Things are happening in Béziers! This hidden South of France gem has been polished over the years and is now an even more pleasant town in which to spend some time. Whether you love strolling through picturesque little streets, having a glass of wine at one of the many terraces or indulging your curiosity for French history: it’s all here. Let me guide you through one of the oldest cities in France. I warn you; this list is just the beginning… There is so much more to discover!
The starting point of my walk through Béziers is a little off-track. But once you park your car at the free parking lot of the Pont Vieux and cross this Old Bridge, you’ll understand why. From the end of the Old Bridge, you can walk on a newly created path to the cathedral. You can use the stairs and a footbridge or go up using the three elevators. Reaching the top of the hill, you will immediately stand face-to-face with the Saint-Nazaire Cathedral. Thanks to its rocky spur, this landmark is recognizable from afar. Like so many other monuments, the Saint-Nazaire Cathedral has known rough times as well. Built on an ancient Roman temple, it was completely destroyed during the 12th-century crusade. The current cathedral was rebuilt in the mid-13th century, with additions dating from various subsequent centuries. You can climb even higher by going up the 48 meter high tower.
From here, I take the cobbly Rue Viennet, passing three utterly French little squares. First, the Place de la Révolution, then the Place des Bons Amis, to arrive at the Place du Forum with the town hall. These squares have many lovely bars and restaurants, but first I’m visiting Les Halles. This covered market still has its original cast-iron building in Baltard style and dates from 1891. Open from Tuesday to Sunday (so closed on Mondays), and from 07h00 to 13h00, it’s a fantastic place to find local produce. Although it isn’t as extensive as Narbonne’s covered market, you can still find an excellent selection of seafood, cheeses, meat and vegetables. There are several restaurants in and around Les Halles, so it also makes a great stop for lunch. A few of my favourites are ‘La Gargote des Halles‘ inside the market and ‘Le Massilia‘ just outside.
Place de la Madeleine
On to La Place de la Madeleine. This square was named after the Romanesque Madeleine Church, mentioned for the first time in 1092. The building on the left on the side of the restaurants is one of the most picturesque images of Béziers if you ask me. My favourite eateries include L’Alchimie and the Honey Café. It’s hard to believe that this peaceful square once was the scene of the bloodiest episode in Bézier’s history. In 1209, crusaders of the Albigensian crusade brutally massacred thousands and thousands of inhabitants of the town. Men, women and children had come to the church to seek refuge, but instead of being protected, they were burned to death. The scars of this awful event are still visible to this day.

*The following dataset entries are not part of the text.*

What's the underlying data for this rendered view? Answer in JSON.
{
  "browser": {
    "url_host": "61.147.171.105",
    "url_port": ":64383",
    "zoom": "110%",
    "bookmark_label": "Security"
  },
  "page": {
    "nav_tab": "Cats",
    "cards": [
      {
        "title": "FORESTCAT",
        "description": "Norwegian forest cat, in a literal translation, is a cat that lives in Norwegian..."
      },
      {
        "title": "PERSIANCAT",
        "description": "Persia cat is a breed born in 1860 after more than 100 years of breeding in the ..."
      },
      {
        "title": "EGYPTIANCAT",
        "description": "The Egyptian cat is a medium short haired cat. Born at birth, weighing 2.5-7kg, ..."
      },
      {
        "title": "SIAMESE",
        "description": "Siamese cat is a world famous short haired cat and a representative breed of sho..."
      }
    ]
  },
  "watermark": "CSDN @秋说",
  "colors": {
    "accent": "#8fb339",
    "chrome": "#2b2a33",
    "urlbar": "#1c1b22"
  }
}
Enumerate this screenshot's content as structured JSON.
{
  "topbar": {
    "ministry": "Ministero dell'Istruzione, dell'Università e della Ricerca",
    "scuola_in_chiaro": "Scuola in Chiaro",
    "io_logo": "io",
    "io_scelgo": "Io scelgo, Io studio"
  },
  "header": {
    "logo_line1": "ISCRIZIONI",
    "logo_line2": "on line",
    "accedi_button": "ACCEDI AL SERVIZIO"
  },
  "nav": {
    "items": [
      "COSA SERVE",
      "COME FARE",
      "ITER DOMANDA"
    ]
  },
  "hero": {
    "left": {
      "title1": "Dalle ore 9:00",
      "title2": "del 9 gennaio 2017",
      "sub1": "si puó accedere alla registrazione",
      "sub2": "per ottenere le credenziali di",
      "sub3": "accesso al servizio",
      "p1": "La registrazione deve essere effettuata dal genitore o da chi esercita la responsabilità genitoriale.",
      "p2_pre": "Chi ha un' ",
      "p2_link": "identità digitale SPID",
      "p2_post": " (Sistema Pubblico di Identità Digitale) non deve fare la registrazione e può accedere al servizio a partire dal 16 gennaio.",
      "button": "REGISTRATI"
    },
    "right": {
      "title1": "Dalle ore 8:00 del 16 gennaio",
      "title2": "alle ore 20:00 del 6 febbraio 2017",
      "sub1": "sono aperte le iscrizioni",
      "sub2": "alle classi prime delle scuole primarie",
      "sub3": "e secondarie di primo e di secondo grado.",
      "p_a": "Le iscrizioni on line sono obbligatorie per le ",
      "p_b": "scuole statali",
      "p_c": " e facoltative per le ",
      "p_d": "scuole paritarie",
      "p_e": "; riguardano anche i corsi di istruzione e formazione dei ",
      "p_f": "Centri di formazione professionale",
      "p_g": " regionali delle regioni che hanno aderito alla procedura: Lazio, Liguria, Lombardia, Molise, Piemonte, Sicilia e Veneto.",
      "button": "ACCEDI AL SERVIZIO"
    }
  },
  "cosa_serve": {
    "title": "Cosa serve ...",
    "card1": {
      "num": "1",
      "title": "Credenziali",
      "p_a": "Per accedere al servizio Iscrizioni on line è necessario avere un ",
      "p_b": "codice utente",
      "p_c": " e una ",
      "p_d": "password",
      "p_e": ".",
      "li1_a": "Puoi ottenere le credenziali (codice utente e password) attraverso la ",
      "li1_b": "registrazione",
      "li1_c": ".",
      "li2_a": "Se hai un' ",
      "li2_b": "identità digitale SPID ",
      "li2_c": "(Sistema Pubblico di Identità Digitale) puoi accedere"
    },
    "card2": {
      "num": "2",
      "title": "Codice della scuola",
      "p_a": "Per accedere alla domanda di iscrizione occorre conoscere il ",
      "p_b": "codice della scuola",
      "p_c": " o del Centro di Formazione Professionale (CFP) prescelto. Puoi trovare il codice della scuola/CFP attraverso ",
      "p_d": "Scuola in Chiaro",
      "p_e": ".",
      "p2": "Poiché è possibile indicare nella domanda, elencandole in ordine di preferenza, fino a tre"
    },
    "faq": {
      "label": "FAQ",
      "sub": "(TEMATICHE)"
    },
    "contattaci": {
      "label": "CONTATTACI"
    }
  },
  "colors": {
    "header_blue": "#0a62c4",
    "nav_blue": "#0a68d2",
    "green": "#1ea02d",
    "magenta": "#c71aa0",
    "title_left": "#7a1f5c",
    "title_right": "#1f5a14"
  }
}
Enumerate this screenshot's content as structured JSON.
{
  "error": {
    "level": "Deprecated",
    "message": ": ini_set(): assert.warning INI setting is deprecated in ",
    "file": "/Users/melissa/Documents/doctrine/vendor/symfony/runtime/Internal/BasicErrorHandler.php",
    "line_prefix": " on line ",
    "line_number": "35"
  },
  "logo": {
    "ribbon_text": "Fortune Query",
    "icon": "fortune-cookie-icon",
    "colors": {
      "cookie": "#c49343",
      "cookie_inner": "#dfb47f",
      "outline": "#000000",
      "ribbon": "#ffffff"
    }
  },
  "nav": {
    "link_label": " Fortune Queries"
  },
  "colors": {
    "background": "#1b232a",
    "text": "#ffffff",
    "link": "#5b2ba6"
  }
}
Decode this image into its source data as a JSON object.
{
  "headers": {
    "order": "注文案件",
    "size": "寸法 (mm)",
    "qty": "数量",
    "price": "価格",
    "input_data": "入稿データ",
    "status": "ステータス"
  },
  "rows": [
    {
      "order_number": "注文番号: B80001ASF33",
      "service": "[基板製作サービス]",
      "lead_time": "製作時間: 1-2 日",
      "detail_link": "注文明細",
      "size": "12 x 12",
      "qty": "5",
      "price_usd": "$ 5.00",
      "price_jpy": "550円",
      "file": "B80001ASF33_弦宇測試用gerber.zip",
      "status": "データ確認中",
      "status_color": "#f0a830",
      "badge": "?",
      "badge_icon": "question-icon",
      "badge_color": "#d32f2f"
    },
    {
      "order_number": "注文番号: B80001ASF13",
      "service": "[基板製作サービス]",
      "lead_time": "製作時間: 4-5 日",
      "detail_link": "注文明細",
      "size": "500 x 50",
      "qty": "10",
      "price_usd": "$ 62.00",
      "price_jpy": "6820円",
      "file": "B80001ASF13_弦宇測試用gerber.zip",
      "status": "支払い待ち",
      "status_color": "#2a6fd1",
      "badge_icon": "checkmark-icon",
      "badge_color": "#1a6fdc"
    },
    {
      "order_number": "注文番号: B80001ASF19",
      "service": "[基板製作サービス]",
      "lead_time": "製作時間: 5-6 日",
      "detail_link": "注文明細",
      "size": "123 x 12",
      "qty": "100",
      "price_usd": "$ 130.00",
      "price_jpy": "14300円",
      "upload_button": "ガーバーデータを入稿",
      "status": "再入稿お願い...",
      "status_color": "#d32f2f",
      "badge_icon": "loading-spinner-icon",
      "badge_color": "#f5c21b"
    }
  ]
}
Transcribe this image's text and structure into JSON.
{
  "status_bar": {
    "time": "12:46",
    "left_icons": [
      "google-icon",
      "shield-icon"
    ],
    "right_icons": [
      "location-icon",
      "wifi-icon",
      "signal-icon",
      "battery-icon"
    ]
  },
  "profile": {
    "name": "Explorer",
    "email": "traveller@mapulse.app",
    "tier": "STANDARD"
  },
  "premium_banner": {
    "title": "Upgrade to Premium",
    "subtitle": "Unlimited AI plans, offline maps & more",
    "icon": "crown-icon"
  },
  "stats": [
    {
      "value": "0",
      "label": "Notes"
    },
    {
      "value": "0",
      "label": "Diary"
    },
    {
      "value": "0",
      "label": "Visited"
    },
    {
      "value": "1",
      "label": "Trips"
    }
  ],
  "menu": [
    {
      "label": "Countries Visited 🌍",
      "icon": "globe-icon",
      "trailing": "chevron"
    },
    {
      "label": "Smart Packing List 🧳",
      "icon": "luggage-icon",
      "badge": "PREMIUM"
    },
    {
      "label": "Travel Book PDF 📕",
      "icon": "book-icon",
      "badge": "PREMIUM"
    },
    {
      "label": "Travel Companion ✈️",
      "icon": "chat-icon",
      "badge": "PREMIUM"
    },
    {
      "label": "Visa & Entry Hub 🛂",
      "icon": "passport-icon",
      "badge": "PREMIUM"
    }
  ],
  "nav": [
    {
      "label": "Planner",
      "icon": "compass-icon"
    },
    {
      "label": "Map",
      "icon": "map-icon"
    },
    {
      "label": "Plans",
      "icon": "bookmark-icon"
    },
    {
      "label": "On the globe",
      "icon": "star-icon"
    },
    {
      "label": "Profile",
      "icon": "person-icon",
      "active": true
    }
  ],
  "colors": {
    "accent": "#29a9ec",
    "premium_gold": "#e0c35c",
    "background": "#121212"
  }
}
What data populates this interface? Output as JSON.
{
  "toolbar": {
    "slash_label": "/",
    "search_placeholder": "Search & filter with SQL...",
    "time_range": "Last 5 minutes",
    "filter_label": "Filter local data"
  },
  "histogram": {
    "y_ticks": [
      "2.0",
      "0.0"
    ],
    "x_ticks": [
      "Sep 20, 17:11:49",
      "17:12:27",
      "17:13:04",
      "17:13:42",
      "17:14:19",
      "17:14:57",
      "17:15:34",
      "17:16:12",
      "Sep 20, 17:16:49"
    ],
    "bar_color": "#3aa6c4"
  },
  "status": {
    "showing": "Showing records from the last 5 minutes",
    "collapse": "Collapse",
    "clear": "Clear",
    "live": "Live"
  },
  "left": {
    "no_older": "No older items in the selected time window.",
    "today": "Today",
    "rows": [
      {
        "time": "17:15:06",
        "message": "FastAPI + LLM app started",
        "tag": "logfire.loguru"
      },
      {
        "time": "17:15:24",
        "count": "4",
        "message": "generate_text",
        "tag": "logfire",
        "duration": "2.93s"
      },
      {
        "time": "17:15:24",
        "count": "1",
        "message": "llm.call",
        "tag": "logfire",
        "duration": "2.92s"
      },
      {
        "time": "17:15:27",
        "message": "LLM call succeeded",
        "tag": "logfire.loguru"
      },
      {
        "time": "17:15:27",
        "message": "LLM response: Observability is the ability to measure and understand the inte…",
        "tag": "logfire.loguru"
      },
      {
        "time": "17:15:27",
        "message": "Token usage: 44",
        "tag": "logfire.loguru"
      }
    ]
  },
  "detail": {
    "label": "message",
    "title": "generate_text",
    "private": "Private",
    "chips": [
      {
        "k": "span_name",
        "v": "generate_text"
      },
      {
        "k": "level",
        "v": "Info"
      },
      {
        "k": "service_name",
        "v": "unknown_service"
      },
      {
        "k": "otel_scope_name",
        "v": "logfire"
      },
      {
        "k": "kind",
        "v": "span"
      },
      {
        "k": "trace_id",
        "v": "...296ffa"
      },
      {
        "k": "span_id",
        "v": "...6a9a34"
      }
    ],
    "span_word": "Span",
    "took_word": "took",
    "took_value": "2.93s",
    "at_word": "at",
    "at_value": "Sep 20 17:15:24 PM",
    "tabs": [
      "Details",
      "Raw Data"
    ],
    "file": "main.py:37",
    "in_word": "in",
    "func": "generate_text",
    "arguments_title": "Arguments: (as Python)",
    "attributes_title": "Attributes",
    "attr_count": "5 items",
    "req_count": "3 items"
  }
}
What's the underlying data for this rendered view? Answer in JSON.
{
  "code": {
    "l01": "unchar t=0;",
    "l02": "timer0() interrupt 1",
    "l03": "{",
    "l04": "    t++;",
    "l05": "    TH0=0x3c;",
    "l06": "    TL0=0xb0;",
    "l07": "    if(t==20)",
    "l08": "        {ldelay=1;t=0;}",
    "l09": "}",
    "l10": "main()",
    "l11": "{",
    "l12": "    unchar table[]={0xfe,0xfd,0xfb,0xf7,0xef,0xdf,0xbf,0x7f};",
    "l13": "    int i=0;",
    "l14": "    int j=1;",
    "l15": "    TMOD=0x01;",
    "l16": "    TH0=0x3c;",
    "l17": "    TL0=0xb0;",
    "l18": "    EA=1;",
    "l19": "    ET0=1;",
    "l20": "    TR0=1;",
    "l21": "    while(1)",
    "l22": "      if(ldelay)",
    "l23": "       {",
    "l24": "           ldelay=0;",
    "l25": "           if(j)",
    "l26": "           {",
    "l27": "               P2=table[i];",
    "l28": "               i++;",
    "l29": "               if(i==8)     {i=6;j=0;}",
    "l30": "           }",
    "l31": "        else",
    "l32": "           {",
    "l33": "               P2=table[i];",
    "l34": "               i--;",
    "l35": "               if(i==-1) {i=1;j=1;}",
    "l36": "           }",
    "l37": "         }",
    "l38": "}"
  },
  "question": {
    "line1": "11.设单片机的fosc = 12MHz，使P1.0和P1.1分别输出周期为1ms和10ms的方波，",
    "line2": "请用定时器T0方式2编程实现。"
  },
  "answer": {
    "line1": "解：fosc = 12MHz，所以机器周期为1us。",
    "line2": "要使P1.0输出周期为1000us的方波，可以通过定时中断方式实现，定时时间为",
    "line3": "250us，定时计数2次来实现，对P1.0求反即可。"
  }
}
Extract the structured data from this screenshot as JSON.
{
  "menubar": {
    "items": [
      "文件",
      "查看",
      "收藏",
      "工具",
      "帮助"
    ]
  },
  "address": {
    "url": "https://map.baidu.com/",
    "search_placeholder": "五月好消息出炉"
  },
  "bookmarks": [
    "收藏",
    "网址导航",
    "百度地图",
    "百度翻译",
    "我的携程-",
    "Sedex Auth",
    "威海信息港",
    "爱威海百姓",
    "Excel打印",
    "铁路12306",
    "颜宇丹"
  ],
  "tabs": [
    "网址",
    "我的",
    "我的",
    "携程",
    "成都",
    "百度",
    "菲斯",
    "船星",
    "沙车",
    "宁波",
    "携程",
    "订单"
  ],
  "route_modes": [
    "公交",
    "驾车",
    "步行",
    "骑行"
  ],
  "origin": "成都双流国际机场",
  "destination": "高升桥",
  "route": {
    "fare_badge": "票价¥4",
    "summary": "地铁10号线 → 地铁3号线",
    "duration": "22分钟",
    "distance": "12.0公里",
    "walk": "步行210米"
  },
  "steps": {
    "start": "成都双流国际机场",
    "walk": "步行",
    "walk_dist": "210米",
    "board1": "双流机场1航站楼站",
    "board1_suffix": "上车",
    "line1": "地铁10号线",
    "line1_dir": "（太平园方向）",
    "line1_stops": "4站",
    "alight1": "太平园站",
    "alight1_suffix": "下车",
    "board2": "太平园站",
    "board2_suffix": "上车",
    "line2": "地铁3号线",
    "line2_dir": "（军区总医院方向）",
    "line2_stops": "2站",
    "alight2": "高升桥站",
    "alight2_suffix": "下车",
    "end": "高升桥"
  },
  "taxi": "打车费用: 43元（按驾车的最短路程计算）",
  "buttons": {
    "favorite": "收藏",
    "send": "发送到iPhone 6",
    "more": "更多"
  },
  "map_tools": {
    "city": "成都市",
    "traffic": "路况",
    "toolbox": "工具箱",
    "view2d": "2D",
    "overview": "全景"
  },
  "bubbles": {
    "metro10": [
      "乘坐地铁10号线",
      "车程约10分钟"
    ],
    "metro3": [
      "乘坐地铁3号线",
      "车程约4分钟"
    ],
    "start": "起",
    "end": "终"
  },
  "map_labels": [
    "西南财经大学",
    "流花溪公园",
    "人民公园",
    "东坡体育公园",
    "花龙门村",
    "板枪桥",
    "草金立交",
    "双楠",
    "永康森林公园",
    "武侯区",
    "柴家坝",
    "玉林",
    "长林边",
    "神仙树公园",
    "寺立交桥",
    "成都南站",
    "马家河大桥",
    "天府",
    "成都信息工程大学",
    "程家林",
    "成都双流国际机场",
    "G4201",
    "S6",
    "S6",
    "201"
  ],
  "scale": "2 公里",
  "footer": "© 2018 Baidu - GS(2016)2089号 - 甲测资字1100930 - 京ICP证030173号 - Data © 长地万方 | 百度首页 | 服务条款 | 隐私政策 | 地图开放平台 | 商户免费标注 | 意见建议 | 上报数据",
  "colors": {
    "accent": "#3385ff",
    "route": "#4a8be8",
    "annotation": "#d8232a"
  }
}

Les Allées Paul Riquet
From the Place de la Madeleine, I stroll to Les Allées Paul Riquet. This boulevard is named after Béziers born Piere-Paul Riquet, the creator of the Canal du Midi commissioned by King Louis XIV. Since 1681, the 240 kilometres long waterway connects the Mediterranean Sea with Toulouse. On one end proudly stands Béziers’ Municipal Theatre in Italian style, dating from 1844. And on the other side, you will find the city park of the Plateau des Poètes. All this under the watchful eye of Pierre-Paul Riquet’s statue.
Place Jean Jaurès
Les Allées Paul Riquet automatically leads me to the Place Jean Jaurès, which had a complete makeover in 2018. This big square is now a beautiful and spacious place where people come to flaunt. It’s also the meeting point for kids to cool down and play in the fountain. No less than 50 little water spurts pop up unexpectedly to increase the fun. When the summer nights fall, the fountains put on a show with colourful lights and music. And twice a year, during the summer and Christmas period, decorations enliven the square even more.
More to discover
Walking back to the cathedral is where my little city guide of Béziers ends. Right there, at the (renewed as well) terrace in front of the cathedral, you can gaze over the great Orb plain as far as the Haut-Languedoc Regional National Park. However, as I mentioned earlier, there is a lot more to discover in bustling Béziers. Check this link to read more of my posts about this surprising town. From the Nine Locks of Fonseranes to the best restaurants, you will find it all here. And there’s more to come!